15 February 2012
The photo was taken a couple of days ago. It shows the rear of McKecknies from the canal.
Whenever as a child I replied to the question 'Where yow frum' with 'Aldridge' I was usually met with a finger brush to turn the nose up and the response 'Yam posh then aye ya'. I never considered that I was posh a possibility as I lived in a council house on the Redhouse and the Redhouse was seen as a bit of a dump to everyone else that lived in Aldridge and yet, although it was a council estate I could never see why the good burghers of the rest of Aldridge should see it as a dump. We sent more than our fair share of children to the Queen Mary's Schools in Walsall and also to Aldridge Grammar, there was even the odd university student so I always saw the estate as filled with decent hard working class people some of whom had aspirations.
Virtually every home on the estate had connections with one or more of the three enormous factories on the adjacent industrial estate; Birlec, where my own Mother worked as a secretary, BRD or McKechnies. All three are long gone now. The old Birlec factory now sorts and recycles all our green bin rubbish. BRD latterly GKN is closed and McKecknies having gone through several name changes/takeovers/buy-outs is largely mothballed although a small number of people are employed within the huge caverns that once employed thousands.
As a child I used to sit at my Mother's bedroom window and watch people from the estate scurry to work for the appointed shift. The men would often carry small women's shopping bags or maybe a duffel bag containing their flask and lunches if on a late or night shift. All would be wearing a cap on their heads, women a headscarf and they were smart. Men who only every saw the dirt and filth of an assembly line wore blue shirts and a tie and a decent pair of functional trousers. No jeans, they were for those student hippy types not decent working class men. Three times in 24 hours I would hear the siren signalling the change of shifts at 6am, 2pm and 10pm and additionally at 8am for the day shift. Thinking back that siren must have been a left over from World War 2 as it had the distinct tones of an all clear sign.
The three factories all provided additional facilities for their workers and staff. Both the BRD and McKechnies had thriving sports and social clubs and a playing field. All three had canteens and all three provided their employees children with a brilliant Christmas party. I only ever attended those for the Birlec but was always envious of those who had families with feet in every camp and attended all three. Good party food, sausage rolls, cheese and ham triangular sandwiches, crisps and treat of treats fairy cakes followed by jelly and ice cream. Father Christmas would arrive towards the end of the party and dish out the presents and I was thrilled when reaching my teenage years to discover that the present was a WH Smith's voucher, which meant I could add to my book collection.

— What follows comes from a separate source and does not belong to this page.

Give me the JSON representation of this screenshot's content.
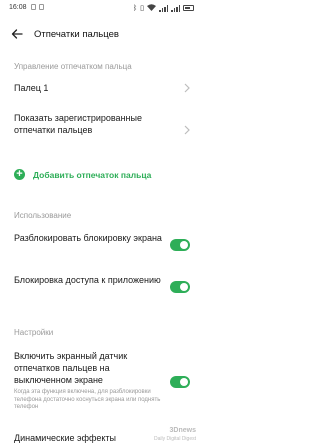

Those three factories provided work and an identity for many on the Redhouse. They also provided a social cohesion because every man who wanted and could work would find a job, even the so called yampy lads would be found some menial job on the shop floor. There was pride and there was graft and wages weren't always brilliant but they were a life blood of that estate.
I'm not sure when the sirens fell silent. Certainly by the end of the 1970s 24 hour working had long since ceased and gradually the work force became depleted. Birlec was the first to close following the collapse of the steel industry for whom they had supplied furnaces.
A walk around the industrial estate now is a quiet experience. No sirens, no sounds of heavy industry, few cars and a sign of the times in that the bus stops outside the BRD and McKechnies are no longer in use. The old canteen at McKecknies with its large windows seems filled with ghosts from my childhood. The times I walked passed as a child and would find myself waving to someone inside that I knew. They would be balancing a tray laden with what looked like delicious food. Then there were the dinner/dances on Saturday nights when the stage would be dusted off and used to house the musicians. Now through the grimy windows you can still tables and chairs, some upended, some stacked untidily. The curtains on the stage look forlorn, dirty and dusty, faded relics of a time long gone. There are even trays scattered about.
We often look at the past through rose tinted spectacles. Times weren't always good back then but we have lost something that was good in the 60s and early 70s; full employment. For me that was something worth paying for. The pride and social cohesion that existed on the Redhouse back then disappeared when they closed the factories down.
Posted by Linda Mason at 10:49:00 pm